There’s a strong sense of dark humor throughout the film, as you see just how ridiculous some of these so-called experts are and how well their tactics work. For his part, Morano is candid and upfront about his strategies, feeling quite proud of himself for posting personal email information of climate change scientists on his website, which in turn lead to nasty death threats from those “in opposition” to climate change. He knows exactly what he’s doing, and that makes the tactics all the more despicable.
What’s sad is that the debate over climate change isn’t really about climate change at all, it’s about picking sides. When South Carolina Republican congressman Bob Inglis dared to speak out and say that immediate action was needed to combat climate change, he was overwhelmingly voted out of his district and branded a black sheep. As a former climate change denier the irony is not lost on him, and he eloquently sums up how we’ve come to this stalemate on the issue: “If it was coming from the other side, it’s gotta be wrong.” Big Oil and investors like the Koch Brothers have turned the climate change issue into a battle between Democrats and Republicans. If you “believe” in climate change, then you’re simply not a real Republican. It’s quite brilliant actually, as it divides people based on party lines (look at cable news networks to see how much we crave “teams” and tearing down the other side) instead of debating the facts and science.

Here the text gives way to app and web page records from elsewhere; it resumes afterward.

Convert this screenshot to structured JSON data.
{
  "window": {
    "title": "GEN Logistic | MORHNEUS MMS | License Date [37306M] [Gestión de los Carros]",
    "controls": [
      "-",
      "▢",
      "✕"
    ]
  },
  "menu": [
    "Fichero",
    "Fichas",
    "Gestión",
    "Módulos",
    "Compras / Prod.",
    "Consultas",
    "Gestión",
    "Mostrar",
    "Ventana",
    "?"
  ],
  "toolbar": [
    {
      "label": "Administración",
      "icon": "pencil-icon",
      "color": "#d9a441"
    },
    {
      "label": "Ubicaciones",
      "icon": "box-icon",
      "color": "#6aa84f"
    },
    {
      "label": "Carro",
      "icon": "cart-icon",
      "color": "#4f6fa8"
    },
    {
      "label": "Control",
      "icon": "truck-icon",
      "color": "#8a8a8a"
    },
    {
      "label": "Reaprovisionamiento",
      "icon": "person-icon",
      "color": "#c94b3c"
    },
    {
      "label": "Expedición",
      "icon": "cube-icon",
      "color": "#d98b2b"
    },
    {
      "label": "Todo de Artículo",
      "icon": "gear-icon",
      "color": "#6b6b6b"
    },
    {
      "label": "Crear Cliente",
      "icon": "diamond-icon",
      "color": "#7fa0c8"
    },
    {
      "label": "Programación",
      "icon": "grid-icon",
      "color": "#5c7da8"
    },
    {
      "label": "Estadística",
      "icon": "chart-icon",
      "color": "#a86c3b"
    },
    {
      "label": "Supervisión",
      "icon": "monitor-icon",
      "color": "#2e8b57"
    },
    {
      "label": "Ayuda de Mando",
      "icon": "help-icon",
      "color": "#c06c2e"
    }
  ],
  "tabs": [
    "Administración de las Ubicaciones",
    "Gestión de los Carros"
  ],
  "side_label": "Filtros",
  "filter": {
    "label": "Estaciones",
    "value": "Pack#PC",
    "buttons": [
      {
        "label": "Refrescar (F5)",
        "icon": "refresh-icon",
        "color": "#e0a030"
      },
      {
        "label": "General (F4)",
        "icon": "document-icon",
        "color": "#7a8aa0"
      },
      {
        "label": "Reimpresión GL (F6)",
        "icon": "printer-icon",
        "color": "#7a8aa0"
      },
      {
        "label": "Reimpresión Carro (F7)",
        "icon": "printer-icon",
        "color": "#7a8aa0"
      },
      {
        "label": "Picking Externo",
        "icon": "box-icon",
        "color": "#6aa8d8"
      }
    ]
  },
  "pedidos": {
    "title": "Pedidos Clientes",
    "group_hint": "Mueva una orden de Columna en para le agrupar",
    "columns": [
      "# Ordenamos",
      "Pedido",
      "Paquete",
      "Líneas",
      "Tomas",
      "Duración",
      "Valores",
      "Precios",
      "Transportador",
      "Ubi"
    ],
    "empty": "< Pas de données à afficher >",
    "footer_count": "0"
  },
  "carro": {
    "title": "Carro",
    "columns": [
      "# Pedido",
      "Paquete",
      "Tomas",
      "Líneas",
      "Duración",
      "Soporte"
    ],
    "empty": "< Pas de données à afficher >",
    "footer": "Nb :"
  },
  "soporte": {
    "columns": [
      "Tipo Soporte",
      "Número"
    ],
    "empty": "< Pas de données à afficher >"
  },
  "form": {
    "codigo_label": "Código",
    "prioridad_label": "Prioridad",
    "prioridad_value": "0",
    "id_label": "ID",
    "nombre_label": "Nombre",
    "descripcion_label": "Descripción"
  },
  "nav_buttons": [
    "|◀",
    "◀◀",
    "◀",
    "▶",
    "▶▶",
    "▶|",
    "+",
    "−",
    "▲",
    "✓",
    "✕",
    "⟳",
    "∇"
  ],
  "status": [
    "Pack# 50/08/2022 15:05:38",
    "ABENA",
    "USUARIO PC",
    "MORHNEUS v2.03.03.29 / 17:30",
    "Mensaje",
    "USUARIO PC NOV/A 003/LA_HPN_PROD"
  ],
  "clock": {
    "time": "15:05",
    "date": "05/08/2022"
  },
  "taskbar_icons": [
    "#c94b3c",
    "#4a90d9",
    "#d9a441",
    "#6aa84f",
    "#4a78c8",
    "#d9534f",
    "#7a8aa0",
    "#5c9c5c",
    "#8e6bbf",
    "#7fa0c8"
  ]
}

And this is why, despite being entertaining, informative, and maddening, Merchants of Doubt feels almost like a lost cause. The film itself conveys that the issue of climate change has been politicized to the point that Republicans speaking out in favor of action are attacked by both the right wing media and their own party. Either climate change deniers will refuse to see Merchants of Doubt altogether, or a heavy and effective counter-campaign will be launched to refute the facts brought up in the film. People believe what they want to believe, and more often than not, they will listen to the “experts” that share their views while ignoring everything else as [insert political party here] hogwash.
I’d love to be more optimistic and think that a film like this could change the conversation about climate change, but I’m doubtful. Merchants of Doubt unmasks the vast and formidable network of puppet masters that are working tirelessly to sway things in their direction, but the film also makes the argument that people now have the option of seeking out information from a friendly political party source, and as such, will almost always be fed what they want to hear. Though this fact adds a note of depression to the entire proceedings once the film has ended, it doesn’t mean that Kenner hasn’t put together a convincing and engaging argument. It’s just that there’s no shortage of pundits-for-hire ready and waiting to tear it apart.